Outside of Hammond Stadium, the biggest news regarding the Twins was the Royals' signing of power-arm reliever Juan Cruz.  This news is significant for reasons twofold: 1) It signifies the disinterest in securing a replacement arm for Boof Bonser of elite caliber in the bullpen (and thereby revealing the front office's confidence is the quality of arms existing) and 2) it makes an AL Central competitor that much better.
There is much to like about Cruz: his 12.37 strikeouts per 9 innings was the second-highest in baseball (behind only Tampa's Grant Balfour) and his 66.0% contact rate was the second-lowest in baseball (behind only Phildelphia's Brad Lidge).  He did not even have to bend pitches around the strike zone, even when throwing within the zone, he still led the league with the lowest contact rate (73%).  It would be there and hitters would miss.  Wielding his 94-mph fastball and his 80-mph slider, Cruz just made bats miss, plain and simple.  Like the deserts miss the rain.  But it isn't as if Cruz doesn't come without his warts.  Cruz hits the strike zone as often as tails appears on a coin-flip (just about half) which has caused a large number of free passes to be handed out (5.40 per 9 innings in 2008 to be precise).  And adding baserunners in close-and-late situations is as close to throwing fuel on the fire as one can get. 

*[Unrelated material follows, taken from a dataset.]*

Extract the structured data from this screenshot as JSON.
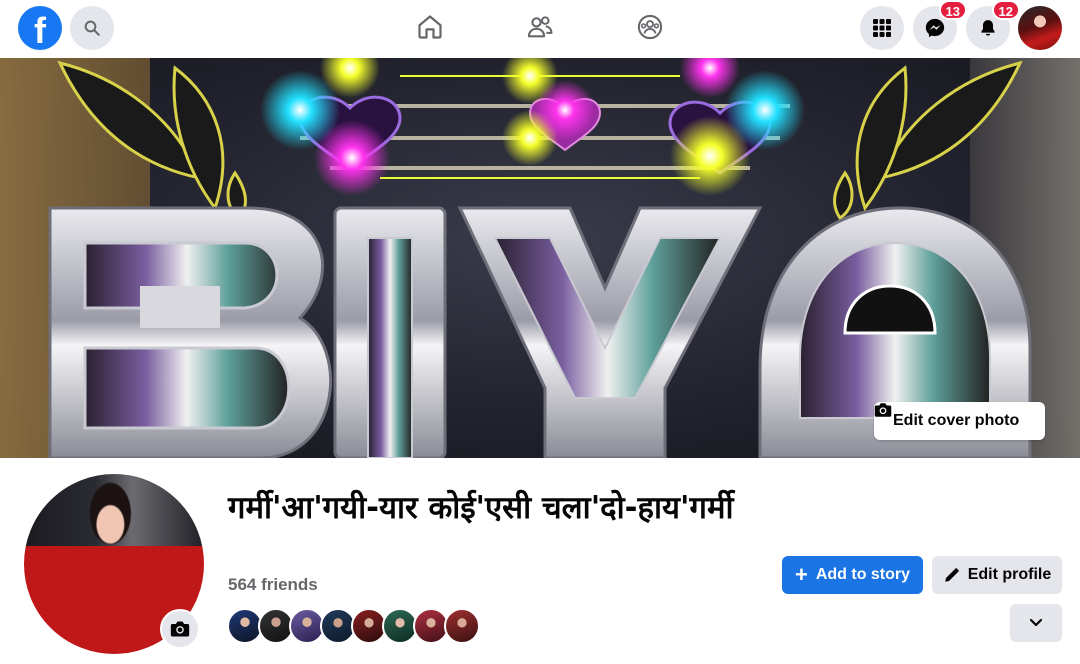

It took a two-year commitment of $2.25 M in 2009 and $3.25 M in 2010 ($5.5 million total) and the Royals hold a third-year option for $4 M in 2011 with a $500,000 buyout - if the team should so choose to cut ties- to win Cruz.  Even with all of the ballyhoo surrendering a first-round pick on the Type A free agent Cruz, the Royals only have to forfeit their second round (55th overall) draft choice. The cost necessary to gain Cruz was extremely reasonable and within the Twins' fiscally conservative budget. 
The Royals have confounded baseball analysts all offseason, making those of us that review these sorts of things in-depth wonder "Are they or aren't they competitors?"  After all, the Royals have made curious maneuvers in the past few months: they traded solid bullpen arm in Leo Nunez to the Florida Marlins for power-only first baseman Mike Jacobs when they seemed to have viable in-house candidates in Billy Butler, Kila Ka'aihue and Ryan Shealy; they announced their intentions to reposition outfielder Mark Teahen to second base, a move I likened to doing the same with Michael Cuddyer; they committed $8-million to reliever Kyle Farnsworth who doesn't seem to have the slightest as to where is ball is heading when he released it but he could be fairly certain it was usually headed in the direction of the outfield bleachers (2.24 HR/Game in 2008).  In the business world, they call these transactions "crack-crazy".
Of course, while most of us scoffed at these trades, repositioning and free agent signings, the Royals had quietly moved forward with a quality one-two combination of starters in Gil Meche (14-11, 210 innings, 3.61 FIP) and Zack Greinke (13-10, 202 innings, 3.56 FIP) coupled with the moderately successful Kyle Davies (who in the last month of 2008 went 4-1 with a 2.27 ERA and a 24-to-7 strikeouts-to-walks ratio).  The bullpen has Joakim Soria at the back-end, battling only Joe Nathan for closer supremacy in the Central (that torch will be passed sooner than you think).  These are four pieces of concrete foundation.   Situating hard-throwing Farnsworth and now Juan Cruz to usher the game from the starting rotation to the "Mexecutioner" to close them out has greatly increased the Royals odds of protecting any lead.  In spite of their head-scratching transactions this offseason, the Royals are certifiable contenders in 2009 and the addition of Juan Cruz has just amplified their bid for the Central.